Title: On the Fence
Author: Kasie West
Source: Gift from Christmas
Check this book out on Goodreads.
For sixteen-year-old Charlotte Reynolds, aka Charlie, being raised by a single dad and three older brothers has its perks. She can outrun, outscore, and outwit every boy she knows—including her longtime neighbor and honorary fourth brother, Braden. But when it comes to being a girl, Charlie doesn’t know the first thing about anything. So when she starts working at chichi boutique to pay off a speeding ticket, she finds herself in a strange new world of makeup, lacy skirts, and BeDazzlers. Even stranger, she’s spending time with a boy who has never seen her tear it up in a pickup game.
To cope with the stress of faking her way through this new reality, Charlie seeks late-night refuge in her backyard, talking out her problems with Braden by the fence that separates them. But their Fence Chats can’t solve Charlie’s biggest problem: she’s falling for Braden. Hard. She knows what it means to go for the win, but if spilling her secret means losing him for good, the stakes just got too high. (Source: Goodreads)
Charlie’s always done everything with her 3 brothers, father, and her honorary brother, Braden. So when she gets stuck working at a clothing store to pay off her speeding tickets she’s a little out of her element. She feels far from at home and less than her self at work so the two worlds become separate. She starts telling lies to her boss, keeping her love of sports from her new friends and boyfriend, and hides her new clothes and make-up from her family. All the while she tries to cope with recurring nightmares, the pressure of lying, and the fact that she doesn’t know where she stands with Braden as they chat across the fence each night about things they’d never discuss during the day.
I loved this book. I adored West’s previous book The Distance Between Us but this is even better! The plot in this book was so cute! As were the characters. But even more than that, West was able to capture some really dark, serious content right alongside the cute stuff. She tackles plots about mental health, abusive families, and just general ethics. In my head while reading I compared this book to Paper or Plastic a lot, and this book definitely took on the serious subjects with a lot more emotional depth. It was definitely a step up for West who hadn’t captured these emotions as well in The Distance Between Us.
When I first read the concept for this book I knew I’d love it. Falling for a guy you spend each night secretly chatting across the fence too? Adorable. West definitely pulled this plot off. I definitely loved the way she created all these separate little pockets of Charlie’s life that she is afraid of having collide. It created a really interesting tension in the book. I also really liked the romance plot, which was so much a love triangle but this giant question mark of affection. The guys in the book are all terrified of Charlie’s brothers, which makes it difficult for her to understand she doesn’t need to change herself for a guy to like her. That was definitely a great message. I loved the relationship between Braden and Charlie. I also really liked that they were friends first and foremost and that she has lots of male friends, however it was a little sucky that none of these are strictly platonic as pretty much all the guys in the book are interested in her romantically.
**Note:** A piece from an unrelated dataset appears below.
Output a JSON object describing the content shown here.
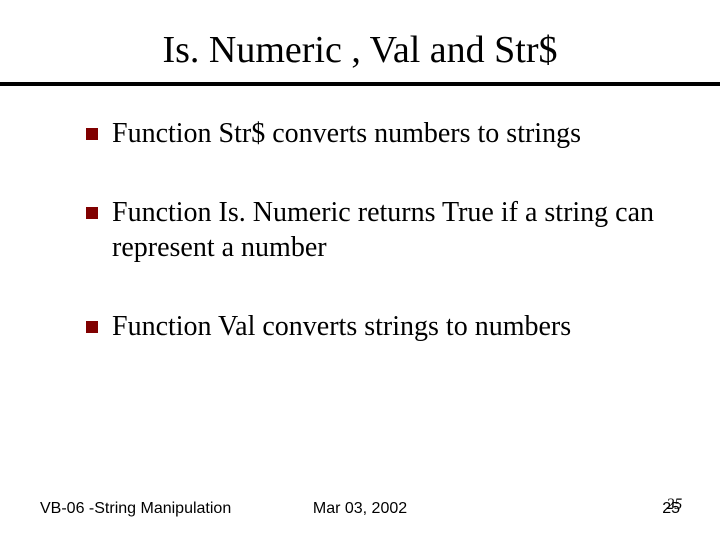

That’s kind of disappointing. I was impressed with West’s approach to the serious topics. Obviously they weren’t intended to be the main focus of the book, but they fit in perfectly. The situation with Charlie’s mom is interesting and creates a sense of mystery to the book. While Braden’s home life creates a camaraderie between the siblings and their neighbour.
I liked the characters. I think West created a more interesting set of characters in this book. Charlie was tough and despite her “tomboy” personality there’s definitely a great deal of femininity to her. I think he desire to have a mother was really well written and you can feel this undercurrent of it throughout the book. Her affection for her brothers was really touching as well. There was one moment, early in the book, that didn’t really add up to me. When her friend’s grandmother dies and she’s completely clueless and insensitive. It didn’t fit her, she was actually really sentimental, so this bit felt forced. I think there are a lot of attempts to make her into a stereotypical “tomboy” a lot of which didn’t really work. I think West strayed a bit from the stereotype which is great but it felt like she was making an effort not to stray too far. I didn’t really like the way Charlie was presented at “tomboy” and nothing else, as though doing sports and hanging out with guys means she is incapable of femininity at all. Braden was so swoon worthy. He was charming and polite and sweet. I loved his relationship her Charlie and her brothers. All of his interactions with Charlie were so sweet not just romantic, but like he would be the perfect friend, brother, or boyfriend.
I think this book was such a step up from West’s previous work. There was this emotional current throughout the book that wasn’t there in The Distance Between Us. I mean, it was no heart wrecking, sob-worthy, deeply touching novel, but it was touching and it was emotional. The plot about Charlie’s mother especially was really excellent. I also really liked the femininity crisis that Charlie goes through which really stems her her mother. I think her rant about boys not liking her because of her “tomboy” nature was really good, because I think it represents something of a truth in our society, that girls are pressured to be something someone else wants.
Overall, I really enjoyed this book. I wouldn’t call it a favourite, but it was definitely a good read that I would recommend to people. West really captured her characters and story well and I was impressed.